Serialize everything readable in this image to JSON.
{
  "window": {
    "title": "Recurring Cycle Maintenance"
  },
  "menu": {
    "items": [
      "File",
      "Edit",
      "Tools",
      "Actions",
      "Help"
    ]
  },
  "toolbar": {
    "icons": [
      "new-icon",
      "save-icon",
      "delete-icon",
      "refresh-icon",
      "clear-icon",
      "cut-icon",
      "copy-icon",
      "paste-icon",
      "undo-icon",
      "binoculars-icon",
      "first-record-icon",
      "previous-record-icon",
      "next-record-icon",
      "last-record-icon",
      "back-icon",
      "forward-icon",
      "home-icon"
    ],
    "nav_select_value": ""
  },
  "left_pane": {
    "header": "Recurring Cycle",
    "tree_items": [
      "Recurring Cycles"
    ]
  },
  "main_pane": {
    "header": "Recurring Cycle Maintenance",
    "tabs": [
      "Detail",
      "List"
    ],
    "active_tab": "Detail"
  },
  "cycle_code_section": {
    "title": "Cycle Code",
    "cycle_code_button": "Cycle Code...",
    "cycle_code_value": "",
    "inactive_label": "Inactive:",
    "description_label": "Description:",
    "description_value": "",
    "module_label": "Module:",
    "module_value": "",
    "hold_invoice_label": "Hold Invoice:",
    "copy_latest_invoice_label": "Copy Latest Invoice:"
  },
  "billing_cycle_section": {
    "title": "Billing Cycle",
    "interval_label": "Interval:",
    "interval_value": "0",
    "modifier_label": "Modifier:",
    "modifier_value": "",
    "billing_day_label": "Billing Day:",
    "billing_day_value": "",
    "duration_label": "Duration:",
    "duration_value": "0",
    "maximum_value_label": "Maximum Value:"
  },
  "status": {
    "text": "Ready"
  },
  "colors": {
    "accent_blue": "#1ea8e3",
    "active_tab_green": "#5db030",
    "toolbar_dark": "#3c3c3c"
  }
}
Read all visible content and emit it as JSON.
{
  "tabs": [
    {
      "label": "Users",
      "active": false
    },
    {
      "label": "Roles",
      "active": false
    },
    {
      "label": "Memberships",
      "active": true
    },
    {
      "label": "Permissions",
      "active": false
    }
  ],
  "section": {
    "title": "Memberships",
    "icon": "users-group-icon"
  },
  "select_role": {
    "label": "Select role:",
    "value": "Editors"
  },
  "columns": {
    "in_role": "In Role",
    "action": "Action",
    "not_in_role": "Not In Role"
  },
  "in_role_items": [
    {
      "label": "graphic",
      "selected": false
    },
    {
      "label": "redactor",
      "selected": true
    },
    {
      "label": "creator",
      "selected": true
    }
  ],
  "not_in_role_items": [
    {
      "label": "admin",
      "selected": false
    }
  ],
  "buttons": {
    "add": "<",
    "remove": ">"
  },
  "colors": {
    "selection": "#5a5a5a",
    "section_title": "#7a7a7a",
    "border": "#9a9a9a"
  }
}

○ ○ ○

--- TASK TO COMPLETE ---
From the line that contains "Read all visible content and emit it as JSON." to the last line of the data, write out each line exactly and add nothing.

--- EXPECTED ANSWER ---
Read all visible content and emit it as JSON.
{
  "tabs": [
    {
      "label": "Users",
      "active": false
    },
    {
      "label": "Roles",
      "active": false
    },
    {
      "label": "Memberships",
      "active": true
    },
    {
      "label": "Permissions",
      "active": false
    }
  ],
  "section": {
    "title": "Memberships",
    "icon": "users-group-icon"
  },
  "select_role": {
    "label": "Select role:",
    "value": "Editors"
  },
  "columns": {
    "in_role": "In Role",
    "action": "Action",
    "not_in_role": "Not In Role"
  },
  "in_role_items": [
    {
      "label": "graphic",
      "selected": false
    },
    {
      "label": "redactor",
      "selected": true
    },
    {
      "label": "creator",
      "selected": true
    }
  ],
  "not_in_role_items": [
    {
      "label": "admin",
      "selected": false
    }
  ],
  "buttons": {
    "add": "<",
    "remove": ">"
  },
  "colors": {
    "selection": "#5a5a5a",
    "section_title": "#7a7a7a",
    "border": "#9a9a9a"
  }
}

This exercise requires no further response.